(Contains, among others [updated, 2013-05-01]:
H. Sakuma 佐久間秀範, ‘Remarks on the Lineage of Indian Masters of the Yogācāra School: Maitreya, Asaṅga, and Vasubandhu’, pp.330–366. M. Delhey, ‘The Yogācārabhūmi Corpus: Sources, Editions, Translations, and Reference Works’, pp.498–561.)
Martin Delhey. ‘The Textual Sources of the Mañjuśriyamūlakalpa (Mañjuśrīmūlakalpa), With Special Reference to Its Early Nepalese Witness NGMPP A39/4′. Journal of the Nepal Research Centre* vol.14, 2012, pp.55–75. ISSN 2091-0401 [downloadable with restricted access at academia.edu].
Li, Xuezhu. ‘Madhyamakāvatāra-kārikā’. China Tibetology no.1, 2012, pp.1–16.
Slightly late news, but then this publication doesn’t seem to have been mentioned anywhere else (or brought to my attention) by anyone named in the acknowledgements. That isn’t too surprising, though. One of the three other publications mentioned by the author is an edition of Vasubandhu’s “Viṃśatikākārikā” (p.2), yet one of the nominal collaborators has established back in 2008 that this text should properly be titled Viṃśikā. Continue reading “Li, Madhyamakāvatāra 6.1–97 (2012)”

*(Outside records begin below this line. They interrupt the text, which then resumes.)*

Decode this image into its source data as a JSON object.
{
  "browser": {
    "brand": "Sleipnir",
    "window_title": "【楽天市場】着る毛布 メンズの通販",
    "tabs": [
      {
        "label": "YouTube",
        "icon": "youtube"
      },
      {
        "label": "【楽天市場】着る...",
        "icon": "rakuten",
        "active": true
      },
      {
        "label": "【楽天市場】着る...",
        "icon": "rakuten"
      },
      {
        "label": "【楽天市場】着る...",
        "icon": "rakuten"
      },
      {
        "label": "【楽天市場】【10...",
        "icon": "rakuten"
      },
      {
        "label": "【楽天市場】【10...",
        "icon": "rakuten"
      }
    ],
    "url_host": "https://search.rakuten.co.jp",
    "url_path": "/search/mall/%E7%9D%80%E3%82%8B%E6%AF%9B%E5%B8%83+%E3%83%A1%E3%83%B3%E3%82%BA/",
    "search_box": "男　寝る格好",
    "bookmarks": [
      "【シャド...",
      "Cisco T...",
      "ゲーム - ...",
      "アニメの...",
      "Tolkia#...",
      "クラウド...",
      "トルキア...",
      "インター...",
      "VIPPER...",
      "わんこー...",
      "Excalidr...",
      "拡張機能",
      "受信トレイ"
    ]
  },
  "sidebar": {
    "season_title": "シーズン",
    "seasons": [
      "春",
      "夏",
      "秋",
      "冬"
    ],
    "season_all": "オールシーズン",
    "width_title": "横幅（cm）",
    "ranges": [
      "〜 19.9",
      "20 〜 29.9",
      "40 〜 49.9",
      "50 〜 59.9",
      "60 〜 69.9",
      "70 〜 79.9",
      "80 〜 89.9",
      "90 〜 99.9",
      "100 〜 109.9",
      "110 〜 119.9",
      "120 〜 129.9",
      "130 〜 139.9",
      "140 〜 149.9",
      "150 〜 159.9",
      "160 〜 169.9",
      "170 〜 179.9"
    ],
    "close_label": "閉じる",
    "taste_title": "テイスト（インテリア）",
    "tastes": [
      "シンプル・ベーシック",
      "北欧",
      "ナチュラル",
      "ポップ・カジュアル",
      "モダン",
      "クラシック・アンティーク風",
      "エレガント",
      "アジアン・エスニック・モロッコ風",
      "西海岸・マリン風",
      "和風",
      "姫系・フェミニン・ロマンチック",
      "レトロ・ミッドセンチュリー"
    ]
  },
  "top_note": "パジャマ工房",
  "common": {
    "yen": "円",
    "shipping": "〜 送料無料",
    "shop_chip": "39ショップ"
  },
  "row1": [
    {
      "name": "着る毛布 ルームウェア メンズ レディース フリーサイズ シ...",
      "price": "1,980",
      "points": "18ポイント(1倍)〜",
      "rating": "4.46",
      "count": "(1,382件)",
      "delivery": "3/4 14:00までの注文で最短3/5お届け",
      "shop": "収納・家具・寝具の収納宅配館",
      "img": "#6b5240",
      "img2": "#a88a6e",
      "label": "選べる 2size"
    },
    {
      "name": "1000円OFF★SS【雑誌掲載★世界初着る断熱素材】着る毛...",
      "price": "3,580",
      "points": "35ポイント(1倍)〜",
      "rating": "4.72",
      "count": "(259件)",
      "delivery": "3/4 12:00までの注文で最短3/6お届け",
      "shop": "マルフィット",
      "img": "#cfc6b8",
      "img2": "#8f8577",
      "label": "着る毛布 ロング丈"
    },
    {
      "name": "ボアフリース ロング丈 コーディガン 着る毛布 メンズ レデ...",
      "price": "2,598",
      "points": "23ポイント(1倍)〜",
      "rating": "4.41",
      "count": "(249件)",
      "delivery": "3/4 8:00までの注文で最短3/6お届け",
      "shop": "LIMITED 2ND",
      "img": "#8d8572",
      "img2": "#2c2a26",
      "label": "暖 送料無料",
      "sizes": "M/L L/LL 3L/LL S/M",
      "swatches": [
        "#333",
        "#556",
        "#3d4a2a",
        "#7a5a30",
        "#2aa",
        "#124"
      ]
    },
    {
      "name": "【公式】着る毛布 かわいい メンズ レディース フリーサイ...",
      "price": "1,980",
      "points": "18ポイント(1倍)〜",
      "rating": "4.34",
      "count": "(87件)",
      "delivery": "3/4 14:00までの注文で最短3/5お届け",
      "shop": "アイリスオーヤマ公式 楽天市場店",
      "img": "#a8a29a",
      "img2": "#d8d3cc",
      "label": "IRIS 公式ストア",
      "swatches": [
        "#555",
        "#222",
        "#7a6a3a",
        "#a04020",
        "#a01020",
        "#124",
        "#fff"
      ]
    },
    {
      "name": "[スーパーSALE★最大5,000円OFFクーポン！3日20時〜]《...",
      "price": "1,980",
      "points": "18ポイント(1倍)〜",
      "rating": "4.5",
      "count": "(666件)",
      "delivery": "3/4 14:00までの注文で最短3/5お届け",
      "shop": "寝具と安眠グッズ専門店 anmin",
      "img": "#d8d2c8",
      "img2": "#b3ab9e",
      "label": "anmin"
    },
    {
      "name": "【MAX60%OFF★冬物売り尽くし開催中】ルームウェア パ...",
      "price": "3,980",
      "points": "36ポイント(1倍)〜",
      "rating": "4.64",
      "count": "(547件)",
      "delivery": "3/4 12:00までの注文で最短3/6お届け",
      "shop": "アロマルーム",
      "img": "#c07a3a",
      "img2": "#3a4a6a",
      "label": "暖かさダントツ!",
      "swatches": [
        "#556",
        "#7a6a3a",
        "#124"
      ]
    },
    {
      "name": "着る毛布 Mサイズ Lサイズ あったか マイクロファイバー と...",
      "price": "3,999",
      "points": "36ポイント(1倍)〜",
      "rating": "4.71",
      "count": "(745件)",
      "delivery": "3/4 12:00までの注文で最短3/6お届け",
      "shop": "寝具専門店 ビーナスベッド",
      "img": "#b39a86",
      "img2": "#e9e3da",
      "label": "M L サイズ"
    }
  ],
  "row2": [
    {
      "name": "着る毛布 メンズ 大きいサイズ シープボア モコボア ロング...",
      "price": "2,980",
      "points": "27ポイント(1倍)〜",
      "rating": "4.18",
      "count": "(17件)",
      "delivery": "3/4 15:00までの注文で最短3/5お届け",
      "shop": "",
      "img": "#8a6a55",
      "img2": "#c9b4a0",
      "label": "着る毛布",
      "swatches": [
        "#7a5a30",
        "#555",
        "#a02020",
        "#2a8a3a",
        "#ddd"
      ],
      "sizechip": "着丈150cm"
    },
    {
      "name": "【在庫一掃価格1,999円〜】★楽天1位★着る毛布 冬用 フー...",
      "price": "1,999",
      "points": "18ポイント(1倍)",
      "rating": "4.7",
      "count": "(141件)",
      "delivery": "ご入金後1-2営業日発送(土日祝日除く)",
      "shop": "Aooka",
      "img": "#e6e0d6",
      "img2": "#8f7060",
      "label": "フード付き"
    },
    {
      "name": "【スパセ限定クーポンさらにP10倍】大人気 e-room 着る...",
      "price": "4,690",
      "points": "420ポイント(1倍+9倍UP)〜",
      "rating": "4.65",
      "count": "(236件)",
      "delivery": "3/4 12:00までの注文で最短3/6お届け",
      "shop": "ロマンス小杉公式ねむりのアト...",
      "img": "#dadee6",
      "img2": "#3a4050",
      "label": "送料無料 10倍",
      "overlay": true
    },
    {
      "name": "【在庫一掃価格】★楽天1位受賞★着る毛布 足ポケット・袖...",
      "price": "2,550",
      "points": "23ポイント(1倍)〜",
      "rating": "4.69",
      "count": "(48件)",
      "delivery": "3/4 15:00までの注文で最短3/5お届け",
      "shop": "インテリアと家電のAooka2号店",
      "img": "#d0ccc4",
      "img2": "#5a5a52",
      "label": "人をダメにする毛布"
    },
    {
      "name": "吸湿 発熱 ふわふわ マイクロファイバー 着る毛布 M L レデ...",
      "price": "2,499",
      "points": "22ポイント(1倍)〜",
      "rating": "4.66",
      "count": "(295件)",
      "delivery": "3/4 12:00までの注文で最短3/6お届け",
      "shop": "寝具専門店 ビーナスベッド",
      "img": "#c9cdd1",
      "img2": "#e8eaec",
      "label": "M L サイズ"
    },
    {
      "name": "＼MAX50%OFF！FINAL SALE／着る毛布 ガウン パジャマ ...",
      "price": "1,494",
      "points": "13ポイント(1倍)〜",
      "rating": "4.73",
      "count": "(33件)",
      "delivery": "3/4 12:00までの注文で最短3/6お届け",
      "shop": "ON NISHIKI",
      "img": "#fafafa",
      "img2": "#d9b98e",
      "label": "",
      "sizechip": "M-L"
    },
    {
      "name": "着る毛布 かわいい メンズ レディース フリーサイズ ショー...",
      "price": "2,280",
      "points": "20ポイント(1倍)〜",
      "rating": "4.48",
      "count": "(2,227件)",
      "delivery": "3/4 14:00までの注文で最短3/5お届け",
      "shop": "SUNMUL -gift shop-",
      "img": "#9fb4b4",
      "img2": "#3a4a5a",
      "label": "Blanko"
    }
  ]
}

Cecile Bründlmayer. Ethnography of the Kumbheśvara temple compound in Lalitpur (Patan), Nepal. Architecture, Iconography and Interaction within a sacred Landscape. Diplomarbeit, Universität Wien, 2011. 149 pp. [official site / PDF]